Article is written by Lauren Mullis, LCSW
An excerpt from Brene Brown’s book, ‘Daring Greatly’
“It is not the critic who counts; not the man who points out how the strong man stumbles, or where the doer of deeds could have done them better.
The credit belongs to the man who is actually in the arena, whose face is marred by dust and sweat and blood; who strives valiantly; who errs, who comes short again and again,
Because there is no effort without error and shortcoming; but who does actually strive to do the deeds; who knows great enthusiasm, the great devotions; who spends himself in a worthy cause;
Who at the best knows in the end the triumph of high achievement, and who at worst, if he fails, at least he fails while daring greatly…” (Theodore Roosevelts speech “Citizens in a Republic” sometimes referred to as ‘The Man In The Arena’ 1910)
Brene writes.. “The first time I read this quote, I thought, ‘This is vulnerability…Vulnerability is not knowing victory or defeat, it’s understanding the necessity of both; it’s engaging. It’s being all in…Vulnerability is not a weakness, and uncertainty, risk, and emotional exposure we face every day are not optional… When we spend our lives waiting until we’re perfect or bulletproof before we walk into the arena, we ultimately sacrifice relationships and opportunities that may not be recoverable, we squander precious time, and we turn our backs on our gifts, those that only we can make… We must dare to show up and let ourselves be seen. This is vulnerability. This is daring greatly.”
When I was asked to share my view of my mother dealing with cancer and how she’s taken the world by storm by helping others, I just didn’t know how to articulate what I’ve learned and what she has modeled for me. This is it. It’s about courage. It’s about vulnerability. It’s about Daring Greatly. My mother was diagnosed with ovarian cancer a little over ten years ago. She has encountered one nasty surgery, numerous chemotherapy treatments, one recurrence … developed hundreds of new relationships, lost many of her closest friends due to the “C Monster”, and through it all, she finds JOY. Mom often uses the phrase “expect miracles”… she does not let cancer rob her of enjoying her life and she is determined to get something fun out of everyday. Finding joy, having fun, and living fully is what she views as a miracle… every single day. She has taught me that nobody’s journey is easy and we all have to fight hard to live authentically and allow ourselves to be vulnerable. When we allow ourselves to be vulnerable and “walk through open doors” (her words, not mine), we can experience joy and a life of contentment.

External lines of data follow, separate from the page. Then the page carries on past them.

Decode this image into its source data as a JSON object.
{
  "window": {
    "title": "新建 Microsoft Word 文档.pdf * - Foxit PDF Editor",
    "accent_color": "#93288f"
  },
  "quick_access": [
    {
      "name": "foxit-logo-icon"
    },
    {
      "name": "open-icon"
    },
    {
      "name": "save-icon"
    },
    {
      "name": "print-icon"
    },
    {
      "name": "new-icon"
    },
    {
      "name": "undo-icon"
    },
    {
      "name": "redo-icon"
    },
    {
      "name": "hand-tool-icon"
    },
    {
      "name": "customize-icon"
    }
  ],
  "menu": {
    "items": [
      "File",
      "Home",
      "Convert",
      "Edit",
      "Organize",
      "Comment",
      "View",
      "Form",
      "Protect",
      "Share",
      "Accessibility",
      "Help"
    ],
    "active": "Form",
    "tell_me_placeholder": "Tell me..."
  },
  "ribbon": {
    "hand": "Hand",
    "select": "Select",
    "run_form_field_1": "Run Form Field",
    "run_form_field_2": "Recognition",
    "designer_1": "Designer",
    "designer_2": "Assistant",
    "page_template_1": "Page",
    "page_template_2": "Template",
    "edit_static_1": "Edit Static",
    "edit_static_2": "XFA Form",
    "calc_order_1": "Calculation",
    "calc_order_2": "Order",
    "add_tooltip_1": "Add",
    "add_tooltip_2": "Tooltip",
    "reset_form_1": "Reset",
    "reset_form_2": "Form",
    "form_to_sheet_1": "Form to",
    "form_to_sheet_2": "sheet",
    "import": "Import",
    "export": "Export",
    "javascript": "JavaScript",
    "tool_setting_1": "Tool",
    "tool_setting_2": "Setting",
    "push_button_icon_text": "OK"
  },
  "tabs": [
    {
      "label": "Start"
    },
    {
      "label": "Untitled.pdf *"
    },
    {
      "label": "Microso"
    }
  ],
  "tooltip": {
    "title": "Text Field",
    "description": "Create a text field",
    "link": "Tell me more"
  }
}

Through our experience, I’ve been called to work in Cancer Care as a Licensed Clinical Social Worker. Although I am blessed to dig deep, and learn from so many survivors and caregivers about how to live authentic, embrace vulnerability, and find purpose and meaning…. Nothing compares to the lessons I’ve learned from my personal experience as a daughter. It’s hard to explain the bond between mother and daughter. I love laughing with her, hearing about all her adventures (walking through every “open door”), knowing I can talk to her every day, and above all learning how to be a courageous woman just like her.
Lauren obtained a Child Development undergraduate degree and Masters of Clinical Social Work degree from Appalachian State University. She also has a certification in Clinical Social Work Oncology. She currently provides counseling and manages support programs at Cone Health Cancer Center in Greensboro, NC.
Her mother, Patsy Hinson, was diagnosed with advanced ovarian cancer in 2006 and had a recurrence of cancer in 2009. Following her diagnosis, she pursued genetic testing and was found positive for the BRCA2 genetic mutation. Subsequently, Lauren also tested positive for the mutation. As a survivor, Patsy has developed strong relationships supporting fellow survivors and educating healthcare professionals on the personal impact of a cancer diagnosis.
Advocacy “runs in the family” and both Patsy and Lauren are active in the advocacy community organizing support groups, advocating for research to find a cure, helping survivors access needed resources and more.
Lauren and her mother love the adventures of travel and thrift shopping.